Grant’s case hints at Morgan Keegan’s legal strategy: using the courts in its effort to overturn arbitration awards to some former customers. Courts rarely overturn arbitration decisions, but Morgan Keegan has been successful in some instances.
The ex-NBA star’s lawyers said the company challenged their high-profile client’s award to deter other investor claims.
“They want people to know that even if you win, it could be four or five years before you get your money,” said Andrew Stoltmann, one of the lawyers representing Grant.
Morgan Keegan also is opposing a separate $3 million arbitration case Grant filed in 2010. In that case, Grant’s lawyers alleged the brokerage’s ongoing legal proceedings forced him to cash in his NBA pension. Morgan Keegan sued to stop the arbitration, saying the case belonged in court.
When a federal judge disagreed, Morgan Keegan appealed.

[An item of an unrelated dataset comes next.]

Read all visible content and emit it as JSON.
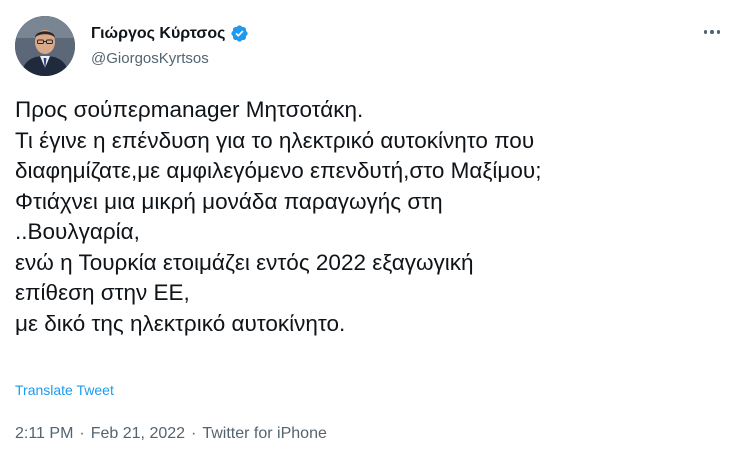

Judges have voiced skepticism about Morgan Keegan’s recent legal efforts. Last Tuesday, a federal judge chided the firm for requiring customers to resolve disputes via arbitration - and then asking courts to throw out unfavorable rulings.
“You want something that’s the equivalent of a court proceeding, but yet you want arbitration,” said Judge Harry Pregerson while questioning a lawyer for Morgan Keegan last Tuesday. Reuters reviewed a recording of the proceedings posted on the court’s website.

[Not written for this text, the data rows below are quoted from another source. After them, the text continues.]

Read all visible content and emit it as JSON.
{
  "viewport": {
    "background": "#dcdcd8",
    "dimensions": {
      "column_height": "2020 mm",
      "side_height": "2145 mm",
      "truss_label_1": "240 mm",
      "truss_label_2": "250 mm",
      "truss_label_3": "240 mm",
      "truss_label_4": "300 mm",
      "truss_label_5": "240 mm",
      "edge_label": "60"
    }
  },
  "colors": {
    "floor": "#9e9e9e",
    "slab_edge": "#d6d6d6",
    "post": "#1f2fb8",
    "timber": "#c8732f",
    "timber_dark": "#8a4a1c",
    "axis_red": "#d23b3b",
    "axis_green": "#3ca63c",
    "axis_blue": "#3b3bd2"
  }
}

A three-judge panel also heard Grant’s second case in the Ninth Circuit last Tuesday. During that session, Morgan Keegan’s lawyer, Terry Weiss of Greenberg Traurig LLP, argued that Morgan Keegan’s mandatory arbitration clause did not apply because the case was not an “account-related dispute.”
Judge William Fletcher responded: “It’s not as if you shot his dog and he’s asking for arbitration of that.”

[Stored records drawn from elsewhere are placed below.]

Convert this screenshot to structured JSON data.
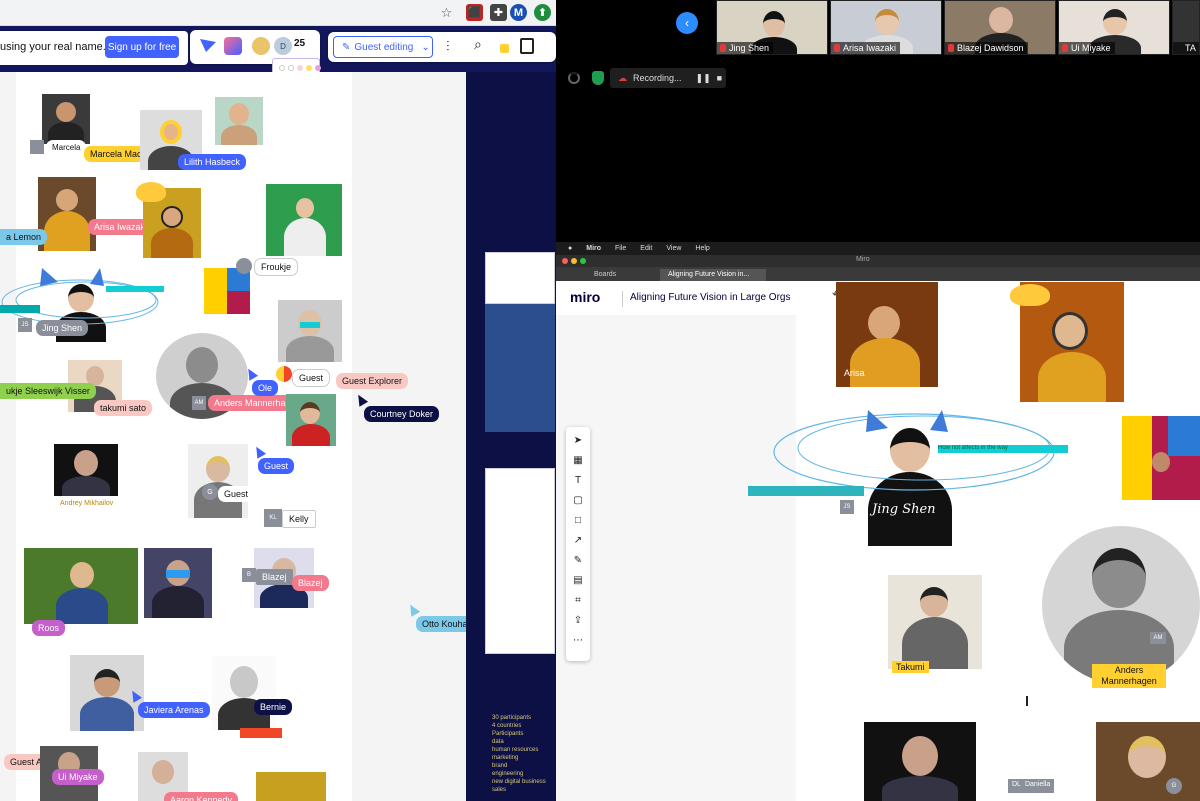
{
  "browser": {
    "icons": [
      "star-icon",
      "pdf-icon",
      "extension-icon",
      "puzzle-icon",
      "profile-M",
      "sync-icon"
    ],
    "avatar_letter": "M"
  },
  "left_board": {
    "signup_prompt": "using your real name.",
    "signup_button": "Sign up for free",
    "collaborator_count": "25",
    "collaborator_letter": "D",
    "guest_editing": "Guest editing",
    "colors": {
      "banner": "#12175c",
      "accent": "#4262ff"
    },
    "people": [
      {
        "name": "Marcela",
        "tag": "Marcela Machuca",
        "tag_color": "#ffd02f"
      },
      {
        "name": "Lilith Hasbeck",
        "tag_color": "#4262ff"
      },
      {
        "name": "Arisa Iwazaki",
        "tag_color": "#f27a8c"
      },
      {
        "name": "Froukje"
      },
      {
        "name": "Jing Shen",
        "initials": "JS"
      },
      {
        "name": "takumi sato"
      },
      {
        "name": "Anders Mannerhagen",
        "initials": "AM",
        "tag_color": "#f27a8c"
      },
      {
        "name": "Ole",
        "tag_color": "#4262ff"
      },
      {
        "name": "Guest"
      },
      {
        "name": "Guest Explorer",
        "tag_color": "#f9c8c3"
      },
      {
        "name": "Courtney Doker",
        "tag_color": "#0d1044"
      },
      {
        "name": "Andrey Mikhailov"
      },
      {
        "name": "Guest",
        "initials": "G"
      },
      {
        "name": "Kelly",
        "initials": "KL"
      },
      {
        "name": "Roos",
        "tag_color": "#c55fc9"
      },
      {
        "name": "Blazej",
        "initials": "B"
      },
      {
        "name": "Otto Kouhanen",
        "tag_color": "#7bc8e8"
      },
      {
        "name": "Javiera Arenas",
        "tag_color": "#4262ff"
      },
      {
        "name": "Bernie",
        "tag_color": "#0d1044"
      },
      {
        "name": "Guest Artisan",
        "tag_color": "#f9c8c3"
      },
      {
        "name": "Ui Miyake",
        "tag_color": "#c55fc9"
      },
      {
        "name": "Aaron Kennedy",
        "tag_color": "#f27a8c"
      },
      {
        "name": "Lemon",
        "tag": "a Lemon",
        "tag_color": "#7bc8e8"
      },
      {
        "name": "Sleeswijk Visser",
        "tag": "ukje Sleeswijk Visser",
        "tag_color": "#8fd14f"
      }
    ],
    "side_text_lines": [
      "30 participants",
      "4 countries",
      "Participants",
      "data",
      "human resources",
      "marketing",
      "brand",
      "engineering",
      "new digital business",
      "sales"
    ]
  },
  "meeting": {
    "participants": [
      "Jing Shen",
      "Arisa Iwazaki",
      "Blazej Dawidson",
      "Ui Miyake",
      "TA"
    ],
    "recording_label": "Recording...",
    "colors": {
      "mic": "#e03a3a",
      "back_button": "#2d8cff"
    }
  },
  "app": {
    "menu": [
      "Miro",
      "File",
      "Edit",
      "View",
      "Help"
    ],
    "window_title": "Miro",
    "tabs": [
      "Boards",
      "Aligning Future Vision in..."
    ],
    "logo": "miro",
    "board_title": "Aligning Future Vision in Large Orgs",
    "tools": [
      "cursor-icon",
      "frame-icon",
      "text-icon",
      "sticky-note-icon",
      "shape-icon",
      "line-icon",
      "pen-icon",
      "comment-icon",
      "crop-icon",
      "upload-icon",
      "more-icon"
    ],
    "labels": {
      "arisa": "Arisa",
      "jing": "Jing Shen",
      "jing_initials": "JS",
      "takumi": "Takumi",
      "anders": "Anders Mannerhagen",
      "anders_initials": "AM",
      "guest_initials": "G",
      "daniella": "Daniella",
      "daniella_initials": "DL"
    },
    "annotation": "How not affects in the way"
  }
}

Morgan Keegan also faced tough questions from a federal appeals judge in New Orleans last month related to a $9.2 million arbitration ruling involving 19 parties, including individuals, trusts, and a foundation who suffered losses from the same group of funds.
Morgan Keegan attorneys have defended their efforts, saying arbitrators in Grant’s case awarded him more money than he was entitled to and that they were biased against the firm.
During the original hearings in 2008, the three arbitrators were inadvertently taped discussing the case. In one instance, an arbitrator called Morgan Keegan’s bond funds “crap” and said the brokerage created a “sucker play.”
“All we want is an opportunity to retry the case before a panel that isn’t biased,” Weiss told the court, claiming the arbitrators decided before hearing his client’s witnesses.
But Judge Fletcher said many arbiters share their views before a case concludes. “I have made up my mind on cases, and then I hear some more evidence and I change my mind,” he said.
One of Grant’s lawyers, Robert Crowe, said the taped comments did not indicate bias because the conversation happened two or three days into the four-day arbitration proceeding. By that time, Morgan Keegan’s lawyers had already submitted a brief and had also questioned Grant’s witnesses, Crowe said.
The judge also suggested that the opinion discussed by the arbitrators may have been supported by the evidence. “That might have been true - it might have been crap and it might have been a sucker play,” said Judge Fletcher.
Weiss declined comment and directed Reuters to a Morgan Keegan spokeswoman.
A decision for Grant is likely months away. But he is mystified about why he must endure so many court proceedings after Morgan Keegan paid a fine to regulators over the funds and one of its star fund advisers was barred from the industry.
In the meantime, Grant, who has three children, including two in private school, said he has been able to cash in other investments to pay his expenses, but noted that other Morgan Keegan customers might not have a buffer.
“Someone 65 or 70 years old has to go back to work because of Morgan Keegan,” he said.
Reporting By Suzanne Barlyn; Editing by Jennifer Merritt, Chelsea Emery, Martin Howell and David Gregorio